Michael Nesmith to rejoin surviving Monkees for one final show

Founding member Michael Nesmith has announced he’ll rejoin The Monkees one last time. Nesmith said in a Facebook post he plans to join surviving members Peter Tork and Micky Dolenz for their Sept. 16 show at The Pantages Theatre in Los Angeles as part of The Monkees’ 50th-anniversary tour. Tork and Dolenz kicked off the tour in May without Nesmith, who last performed onstage with the band in 2014 but contributed to this year’s reunion album Good Times!

“Been talking to Micky and Peter about the Los Angeles Pantages Monkees concert and have agreed to come down to play that show with them. They are putting together a world tour after that—off to Australia and New Zealand, and other points global in what sounds like a great time,” Nesmith wrote. “I, on the other hand, will be starting my ‘Infinite Tuesday’ book tour in the first quarter of 2017, as well as some solo concerts, and other projects that will make it not possible to be with them on that tour. So this seemed like the right opportunity for me to get together with them as Monkees.”

Released in May, Good Times! marked the first album of new Monkees material in two decades, and the first since the death of Davy Jones, who passed away due to a heart attack in 2012. The album was co-produced by Fountains of Wayne’s Adam Schlesinger and featured a host of marquee songwriters, including Schlesinger, Andy Partridge, Rivers Cuomo, Ben Gibbard, Noel Gallagher and Paul Weller. They also revived an old Harry Nilsson single (the title track), Gerry Goffin and Carole King’s “Wasn’t Born to Follow” and an old Neil Diamond song, “Love to Love,” that was originally intended to appear on 1967’s Headquarters. Despite the album’s warm reception from critics, only Cuomo’s “She Makes Me Laugh,” Partridge’s “You Bring the Summer” and the Schlesinger co-write “I Was There (And I’m Told I Had a Good Time)” have been played on the 50th-anniversary tour.

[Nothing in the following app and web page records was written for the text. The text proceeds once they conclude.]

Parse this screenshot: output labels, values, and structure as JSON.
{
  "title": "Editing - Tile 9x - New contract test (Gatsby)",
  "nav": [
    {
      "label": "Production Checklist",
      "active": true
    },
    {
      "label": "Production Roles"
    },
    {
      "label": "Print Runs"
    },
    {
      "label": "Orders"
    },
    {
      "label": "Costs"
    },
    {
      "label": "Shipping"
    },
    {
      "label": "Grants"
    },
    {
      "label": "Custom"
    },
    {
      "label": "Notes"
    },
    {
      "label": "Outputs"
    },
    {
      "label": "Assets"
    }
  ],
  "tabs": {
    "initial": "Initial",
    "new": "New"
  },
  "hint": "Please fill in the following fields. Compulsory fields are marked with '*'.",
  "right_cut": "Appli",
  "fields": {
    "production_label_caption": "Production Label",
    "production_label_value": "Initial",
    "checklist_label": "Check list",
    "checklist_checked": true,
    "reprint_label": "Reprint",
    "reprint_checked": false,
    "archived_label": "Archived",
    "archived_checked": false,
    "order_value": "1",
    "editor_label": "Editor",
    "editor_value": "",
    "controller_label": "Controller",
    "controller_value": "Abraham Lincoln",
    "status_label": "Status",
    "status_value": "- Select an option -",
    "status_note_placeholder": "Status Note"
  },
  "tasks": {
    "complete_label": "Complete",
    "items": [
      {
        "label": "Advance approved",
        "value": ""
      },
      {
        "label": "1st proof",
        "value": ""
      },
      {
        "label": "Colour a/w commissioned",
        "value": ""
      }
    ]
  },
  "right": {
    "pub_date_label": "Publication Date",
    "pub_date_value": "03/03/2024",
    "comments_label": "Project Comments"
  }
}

Nesmith, who turns 74 in December, said the Pantages show allows him to firmly close the book on his tenure with the band. In 1970, he was the second member to quit the group (Tork was the first) and he declined to participate in a 20th-anniversary tour in 1986, although, in a move similar to his decision this year, he did join the group onstage when that tour made it to Los Angeles.

“I expect it will be fun, and a great way for me to sign out,” he wrote. “I see the specter of the multiple Sinatra retirement/farewells—and this seems like the perfect time for me to step off, sit down and shut up.”